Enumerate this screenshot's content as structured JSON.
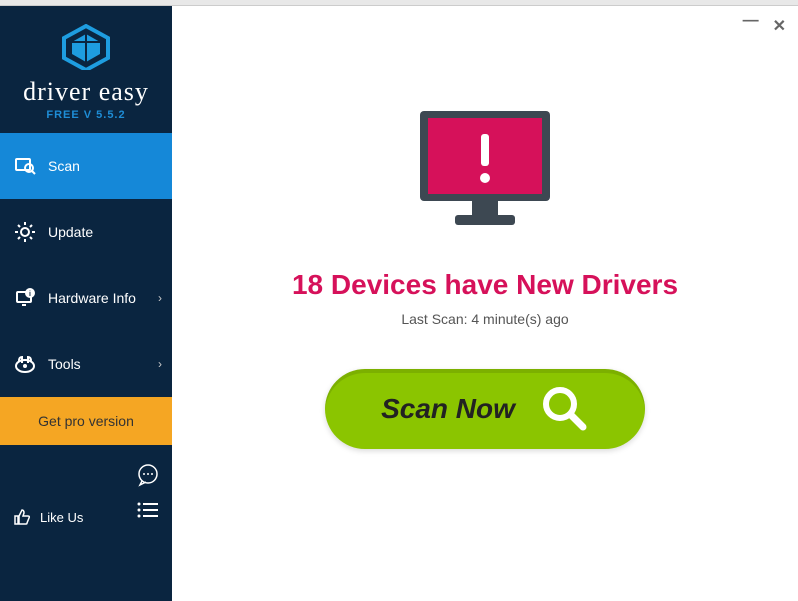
{
  "app": {
    "name": "driver easy",
    "version_label": "FREE V 5.5.2"
  },
  "sidebar": {
    "items": [
      {
        "label": "Scan",
        "icon": "scan-icon",
        "active": true,
        "chevron": false
      },
      {
        "label": "Update",
        "icon": "gear-icon",
        "active": false,
        "chevron": false
      },
      {
        "label": "Hardware Info",
        "icon": "hardware-icon",
        "active": false,
        "chevron": true
      },
      {
        "label": "Tools",
        "icon": "tools-icon",
        "active": false,
        "chevron": true
      }
    ],
    "pro_label": "Get pro version",
    "like_label": "Like Us"
  },
  "main": {
    "headline": "18 Devices have New Drivers",
    "last_scan": "Last Scan: 4 minute(s) ago",
    "scan_button": "Scan Now"
  },
  "colors": {
    "sidebar_bg": "#0a2540",
    "active_bg": "#1588d8",
    "pro_bg": "#f5a623",
    "headline": "#d6115a",
    "scan_btn": "#8bc500"
  }
}
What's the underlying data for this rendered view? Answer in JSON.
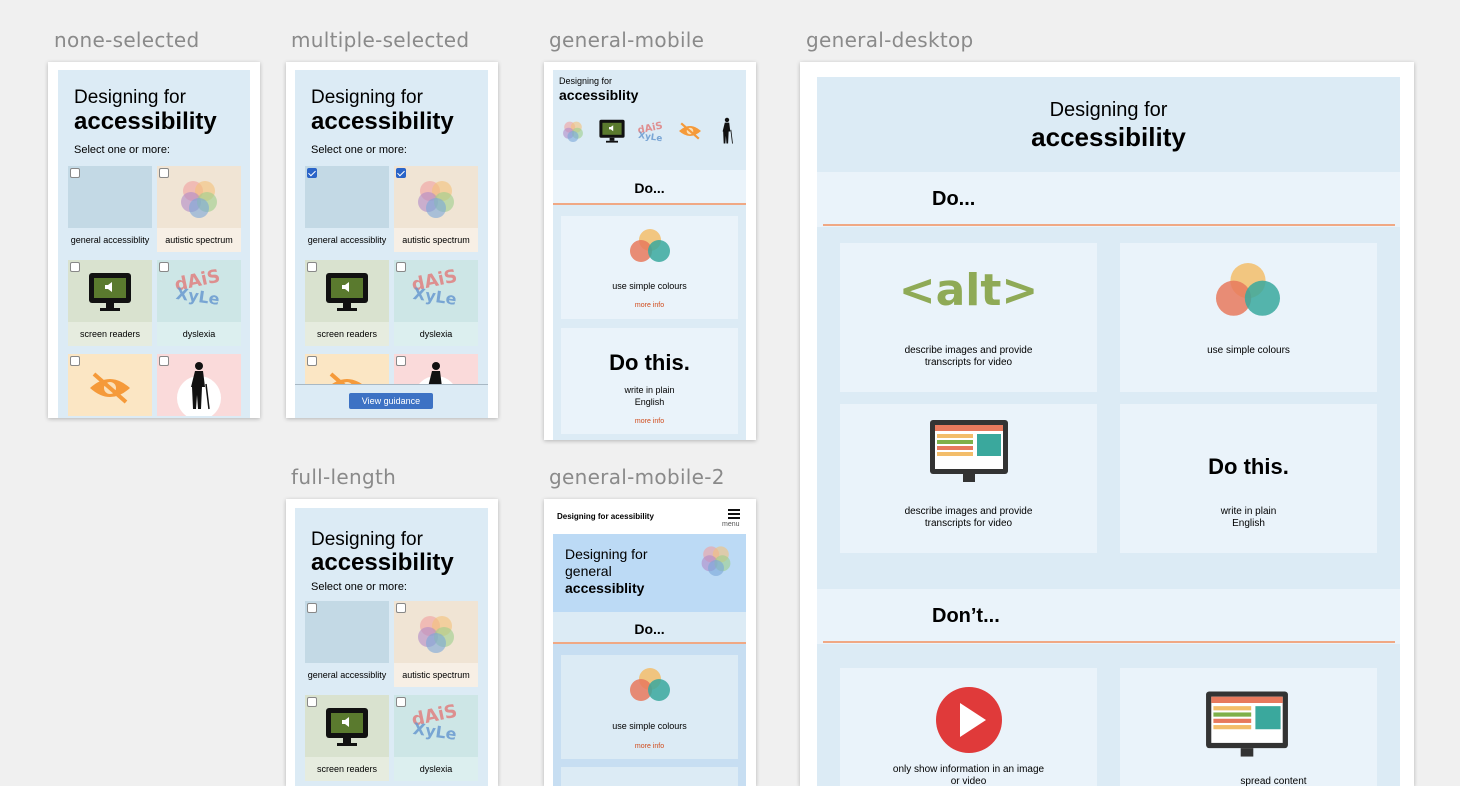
{
  "frames": {
    "none_selected": "none-selected",
    "multiple_selected": "multiple-selected",
    "general_mobile": "general-mobile",
    "general_desktop": "general-desktop",
    "full_length": "full-length",
    "general_mobile_2": "general-mobile-2"
  },
  "hero": {
    "line1": "Designing for",
    "line2": "accessibility"
  },
  "hero_mobile": {
    "line1": "Designing for",
    "line2": "accessiblity"
  },
  "hero_mobile2": {
    "line1": "Designing for",
    "line2": "general",
    "line3": "accessiblity"
  },
  "select_prompt": "Select one or more:",
  "tiles": {
    "general": "general accessiblity",
    "autistic": "autistic spectrum",
    "screen": "screen readers",
    "dyslexia": "dyslexia"
  },
  "view_guidance": "View guidance",
  "do_heading": "Do...",
  "dont_heading": "Don’t...",
  "mobile_cards": {
    "colours": "use simple colours",
    "more_info": "more info",
    "do_this": "Do this.",
    "plain": "write in plain English"
  },
  "mobile2": {
    "nav_title": "Designing for acessibility",
    "menu": "menu"
  },
  "desktop": {
    "alt_text": "<alt>",
    "describe": "describe images and provide transcripts for video",
    "colours": "use simple colours",
    "describe2": "describe images and provide transcripts for video",
    "do_this": "Do this.",
    "plain": "write in plain English",
    "only_show": "only show information in an image or video",
    "spread": "spread content"
  },
  "colors": {
    "accent_orange": "#f0a884",
    "hero_blue": "#dcebf5",
    "button_blue": "#3d72c4"
  }
}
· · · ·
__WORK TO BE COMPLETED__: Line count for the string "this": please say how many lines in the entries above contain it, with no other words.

__RESULT__: 4